Lyrically, Only Life comprises something of a simultaneous internal/external monologue, the "you" in the lyrics as much a reference to the speaker as to any subject, though there definitely is a romantic subject at the heart of the matter. In the opening song that titles the album, Mercer sings "You could lock your doors / Close all your windows and / Hide away", both urging himself forward while trying to guide his paramour away from such denial.
So, too, in "Too Much" with its repeated chorus of "Got a ways to go / Too much to know", there's a sense of self-doubt but willful progress. The narrative perspective is one of constant unsettlement married to a persistent striving. In "Deep Fascination" Mercer "Find[s] inspiration / When I walk alone / Never really alone" while "Higher Ground" reveals a sense of destination "Be my light / By my side / If you dare / Be my guide."
This is incredibly adult rock 'n' roll, a rare, mature perspective on the frightening vulnerability of reaching out for someone. "Be yourself," Mercer whispers in "The Final Word", "Be yourself / You go on - it's alright." Mercer's lyrics are fragmentary, what Rick Moody calls "ghostly traces" in his excellent liner notes, and they function to recreate, through their simplicity, a greater depth of emotional complexity. The spastic, jubilant "Away" seems to offer the payoff, but it's not a simple one. Even successful seduction brings emotional upheaval and turmoil; this song whirls and roils us in dizzy ecstasy.
"Away" may be the perfect Feelies song, the encapsulation of everything they set out to do in their sonic philosophy. It's driving and ever so slightly off kilter, deliberately mining imperfection to create something absolutely perfect, and the live version available with the bonus download is even more frenetic. The song just builds and builds, and if there's a narrative, it's one of building tension. The release comes through the one-word chorus (can minimalist songwriting be any more brilliant?), a repeated call of "Away" that crowds upon itself, leaving no space, even, for a breath in between utterances. "Now we're really in deep", indeed. Only Life is the Feelies' masterpiece.
Yet 1991's follow-up Time for a Witness does not pale in comparison. Even though a smaller space of time passed between these than any other two Feelies records, Time for a Witness has its own distinctive character. Less an extension of the previous record, the album offers a more organic, live sound, offering up reflections upon all that had preceded it in the band's history. The instrumentation and playing, even Mercer's lyrics, are all more expansive than on Only Life, and it all works to make this record a fitting swan song. (Well, it was a hell of a swansong until 2011's excellent reunion album Here Before appeared out of nowhere).

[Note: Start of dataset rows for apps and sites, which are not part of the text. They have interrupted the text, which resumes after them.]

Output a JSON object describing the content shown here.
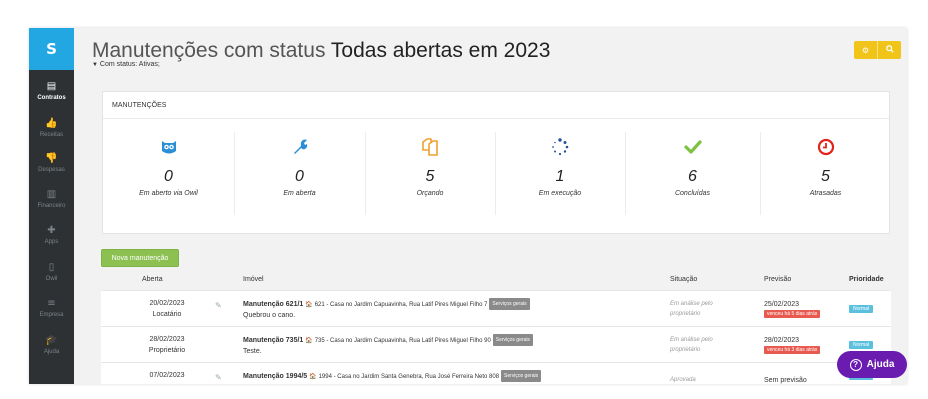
{
  "sidebar": {
    "logo": "S",
    "items": [
      {
        "label": "Contratos",
        "icon": "document-icon",
        "glyph": "▤",
        "active": true
      },
      {
        "label": "Receitas",
        "icon": "thumbs-up-icon",
        "glyph": "👍",
        "active": false
      },
      {
        "label": "Despesas",
        "icon": "thumbs-down-icon",
        "glyph": "👎",
        "active": false
      },
      {
        "label": "Financeiro",
        "icon": "bar-chart-icon",
        "glyph": "▥",
        "active": false
      },
      {
        "label": "Apps",
        "icon": "puzzle-icon",
        "glyph": "✚",
        "active": false
      },
      {
        "label": "Owil",
        "icon": "mobile-icon",
        "glyph": "▯",
        "active": false
      },
      {
        "label": "Empresa",
        "icon": "menu-icon",
        "glyph": "≡",
        "active": false
      },
      {
        "label": "Ajuda",
        "icon": "graduation-cap-icon",
        "glyph": "🎓",
        "active": false
      }
    ]
  },
  "header": {
    "title_prefix": "Manutenções com status ",
    "title_strong": "Todas abertas em 2023",
    "filter_icon": "▼",
    "subtitle": "Com status: Ativas;",
    "settings_icon": "⚙",
    "search_icon": "🔍"
  },
  "panel": {
    "title": "MANUTENÇÕES",
    "stats": [
      {
        "value": "0",
        "label": "Em aberto via Owil",
        "color": "#2b8fd6",
        "icon": "owl-icon"
      },
      {
        "value": "0",
        "label": "Em aberta",
        "color": "#2b8fd6",
        "icon": "wrench-icon"
      },
      {
        "value": "5",
        "label": "Orçando",
        "color": "#f0a030",
        "icon": "copy-icon"
      },
      {
        "value": "1",
        "label": "Em execução",
        "color": "#2a4f9a",
        "icon": "spinner-icon"
      },
      {
        "value": "6",
        "label": "Concluídas",
        "color": "#7dc243",
        "icon": "check-icon"
      },
      {
        "value": "5",
        "label": "Atrasadas",
        "color": "#e2231a",
        "icon": "clock-icon"
      }
    ]
  },
  "new_button": "Nova manutenção",
  "table": {
    "headers": {
      "aberta": "Aberta",
      "imovel": "Imóvel",
      "situacao": "Situação",
      "previsao": "Previsão",
      "prioridade": "Prioridade"
    },
    "rows": [
      {
        "date": "20/02/2023",
        "by": "Locatário",
        "title": "Manutenção 621/1",
        "addr_icon": "🏠",
        "addr": "621 - Casa no Jardim Capuavinha, Rua Latif Pires Miguel Filho 7",
        "tag": "Serviços gerais",
        "desc": "Quebrou o cano.",
        "sit1": "Em análise pelo",
        "sit2": "proprietário",
        "prev_date": "25/02/2023",
        "prev_tag": "venceu há 5 dias atrás",
        "prio": "Normal"
      },
      {
        "date": "28/02/2023",
        "by": "Proprietário",
        "title": "Manutenção 735/1",
        "addr_icon": "🏠",
        "addr": "735 - Casa no Jardim Capuavinha, Rua Latif Pires Miguel Filho 90",
        "tag": "Serviços gerais",
        "desc": "Teste.",
        "sit1": "Em análise pelo",
        "sit2": "proprietário",
        "prev_date": "28/02/2023",
        "prev_tag": "venceu há 3 dias atrás",
        "prio": "Normal"
      },
      {
        "date": "07/02/2023",
        "by": "",
        "title": "Manutenção 1994/5",
        "addr_icon": "🏠",
        "addr": "1994 - Casa no Jardim Santa Genebra, Rua José Ferreira Neto 808",
        "tag": "Serviços gerais",
        "desc": "",
        "sit1": "Aprovada",
        "sit2": "",
        "prev_date": "Sem previsão",
        "prev_tag": "",
        "prio": "Normal"
      }
    ]
  },
  "help_button": {
    "label": "Ajuda",
    "icon": "?"
  }
}
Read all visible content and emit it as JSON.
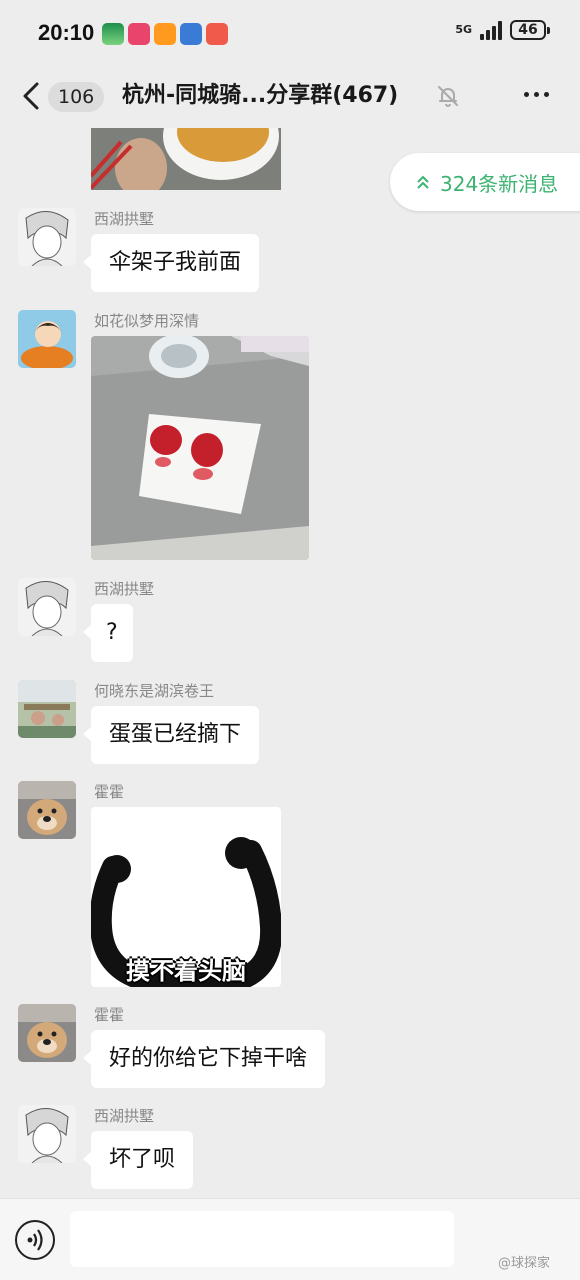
{
  "status_bar": {
    "time": "20:10",
    "network": "5G",
    "battery": "46"
  },
  "header": {
    "back_count": "106",
    "title": "杭州-同城骑...分享群(467)"
  },
  "new_messages": {
    "label": "324条新消息"
  },
  "messages": [
    {
      "sender": "西湖拱墅",
      "text": "伞架子我前面"
    },
    {
      "sender": "如花似梦用深情"
    },
    {
      "sender": "西湖拱墅",
      "text": "?"
    },
    {
      "sender": "何晓东是湖滨卷王",
      "text": "蛋蛋已经摘下"
    },
    {
      "sender": "霍霍",
      "sticker_text": "摸不着头脑"
    },
    {
      "sender": "霍霍",
      "text": "好的你给它下掉干啥"
    },
    {
      "sender": "西湖拱墅",
      "text": "坏了呗"
    }
  ],
  "watermark": "@球探家",
  "colors": {
    "background": "#ededed",
    "bubble": "#ffffff",
    "accent_green": "#3cb371"
  }
}
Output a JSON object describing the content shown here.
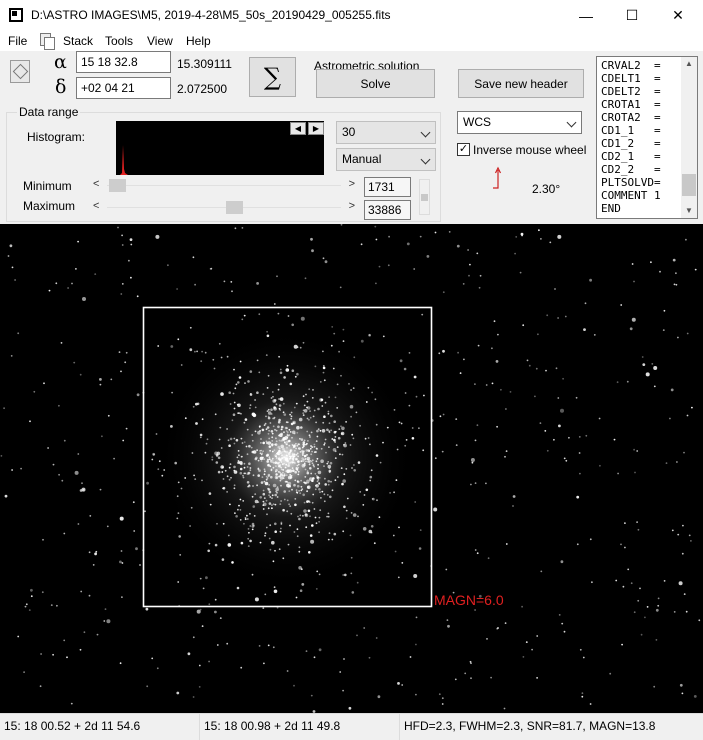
{
  "window": {
    "title": "D:\\ASTRO IMAGES\\M5, 2019-4-28\\M5_50s_20190429_005255.fits",
    "min_glyph": "—",
    "max_glyph": "☐",
    "close_glyph": "✕"
  },
  "menu": {
    "items": [
      "File",
      "Stack",
      "Tools",
      "View",
      "Help"
    ]
  },
  "coords": {
    "alpha_symbol": "α",
    "delta_symbol": "δ",
    "ra_input": "15 18 32.8",
    "dec_input": "+02 04 21",
    "ra_value": "15.309111",
    "dec_value": "2.072500"
  },
  "sum_button": {
    "label": "∑"
  },
  "astrometry": {
    "group_title": "Astrometric solution",
    "solve_label": "Solve",
    "save_header_label": "Save new header"
  },
  "data_range": {
    "group_title": "Data range",
    "histogram_label": "Histogram:",
    "left_arrow": "◀",
    "right_arrow": "▶",
    "bins_select": "30",
    "mode_select": "Manual",
    "minimum_label": "Minimum",
    "maximum_label": "Maximum",
    "minimum_value": "1731",
    "maximum_value": "33886",
    "min_slider_level": 0.01,
    "max_slider_level": 0.55
  },
  "wcs": {
    "select": "WCS",
    "inverse_mouse_wheel_label": "Inverse mouse wheel",
    "inverse_checked_glyph": "✓",
    "rotation_text": "2.30°"
  },
  "fits_header": {
    "lines": [
      "CRVAL2  =",
      "CDELT1  =",
      "CDELT2  =",
      "CROTA1  =",
      "CROTA2  =",
      "CD1_1   =",
      "CD1_2   =",
      "CD2_1   =",
      "CD2_2   =",
      "PLTSOLVD=",
      "COMMENT 1",
      "END"
    ],
    "scroll_up": "▲",
    "scroll_down": "▼"
  },
  "image": {
    "magnitude_label": "MAGN=6.0",
    "annotation_color": "#e02020",
    "background": "#000000"
  },
  "statusbar": {
    "cursor_coords": "15: 18  00.52   + 2d 11  54.6",
    "center_coords": "15: 18  00.98   + 2d 11  49.8",
    "measurement": "HFD=2.3, FWHM=2.3, SNR=81.7, MAGN=13.8"
  },
  "colors": {
    "histogram_spike": "#e02020",
    "north_arrow": "#cc2222"
  }
}
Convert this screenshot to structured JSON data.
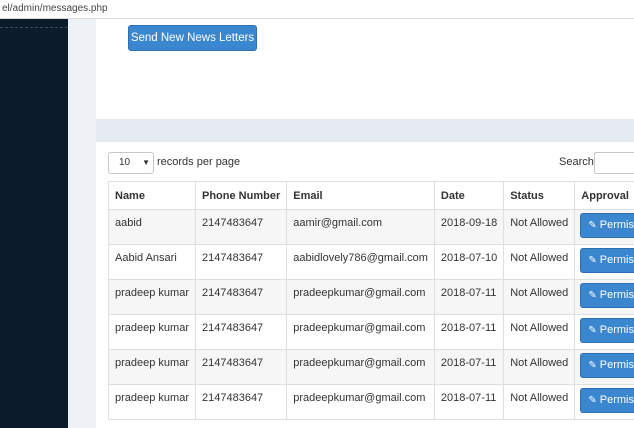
{
  "browser": {
    "url": "el/admin/messages.php"
  },
  "top": {
    "send_button": "Send New News Letters"
  },
  "table_controls": {
    "length_value": "10",
    "length_label": "records per page",
    "search_label": "Search:"
  },
  "columns": [
    "Name",
    "Phone Number",
    "Email",
    "Date",
    "Status",
    "Approval"
  ],
  "rows": [
    {
      "name": "aabid",
      "phone": "2147483647",
      "email": "aamir@gmail.com",
      "date": "2018-09-18",
      "status": "Not Allowed",
      "action": "Permission"
    },
    {
      "name": "Aabid Ansari",
      "phone": "2147483647",
      "email": "aabidlovely786@gmail.com",
      "date": "2018-07-10",
      "status": "Not Allowed",
      "action": "Permission"
    },
    {
      "name": "pradeep kumar",
      "phone": "2147483647",
      "email": "pradeepkumar@gmail.com",
      "date": "2018-07-11",
      "status": "Not Allowed",
      "action": "Permission"
    },
    {
      "name": "pradeep kumar",
      "phone": "2147483647",
      "email": "pradeepkumar@gmail.com",
      "date": "2018-07-11",
      "status": "Not Allowed",
      "action": "Permission"
    },
    {
      "name": "pradeep kumar",
      "phone": "2147483647",
      "email": "pradeepkumar@gmail.com",
      "date": "2018-07-11",
      "status": "Not Allowed",
      "action": "Permission"
    },
    {
      "name": "pradeep kumar",
      "phone": "2147483647",
      "email": "pradeepkumar@gmail.com",
      "date": "2018-07-11",
      "status": "Not Allowed",
      "action": "Permission"
    }
  ],
  "icons": {
    "permission": "edit-icon"
  },
  "colors": {
    "primary": "#3a87cf",
    "sidebar": "#0c1b2a"
  }
}
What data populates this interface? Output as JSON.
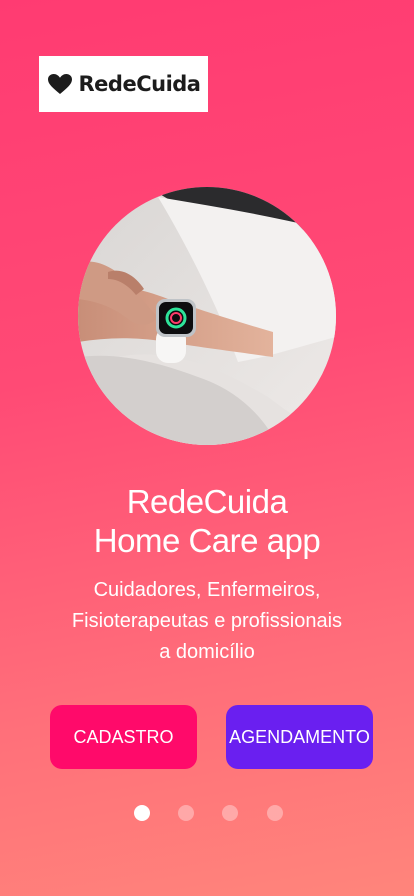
{
  "brand": {
    "logo_text": "RedeCuida"
  },
  "hero": {
    "title_line1": "RedeCuida",
    "title_line2": "Home Care app",
    "subtitle_line1": "Cuidadores, Enfermeiros,",
    "subtitle_line2": "Fisioterapeutas e profissionais",
    "subtitle_line3": "a domicílio"
  },
  "actions": {
    "cadastro_label": "CADASTRO",
    "agendamento_label": "AGENDAMENTO"
  },
  "pagination": {
    "total": 4,
    "active_index": 0
  },
  "colors": {
    "gradient_top": "#ff3b72",
    "gradient_bottom": "#ff857b",
    "cadastro_button": "#ff0a6a",
    "agendamento_button": "#6a1ff0"
  },
  "icons": {
    "logo": "heart-icon"
  }
}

Once again, Mercer's lyrics reflect upon maturity and the long roads traveled, as in "Waiting": Seventeen, really wired / Slow down, don't forget it / Burn out, if you let it". Meanwhile, "Time for Witness" even hints at a political message with its reference to "false smiling prophets" and the contention "we've made this a living hell". The romping "Sooner or Later" erases any anxiety with its reassuring trivialities in the joy of living, "Call me down / Don't make a fuss / Take the back seat / On the bus." Like on Only Life it's all a search for direction, sometimes to a place away and sometimes home; oftentimes, one gets the sense they can be the same place.
It's all back to that sense of freedom within confinement that beats at the heart of the Feelies' music. "What goes on in your mind" is the ultimate escape from life's troubles, because it is therein that one defines what is or isn't troubling. It's the hard-earned embrace of security, of confidence. It's also a fine justification for dancing.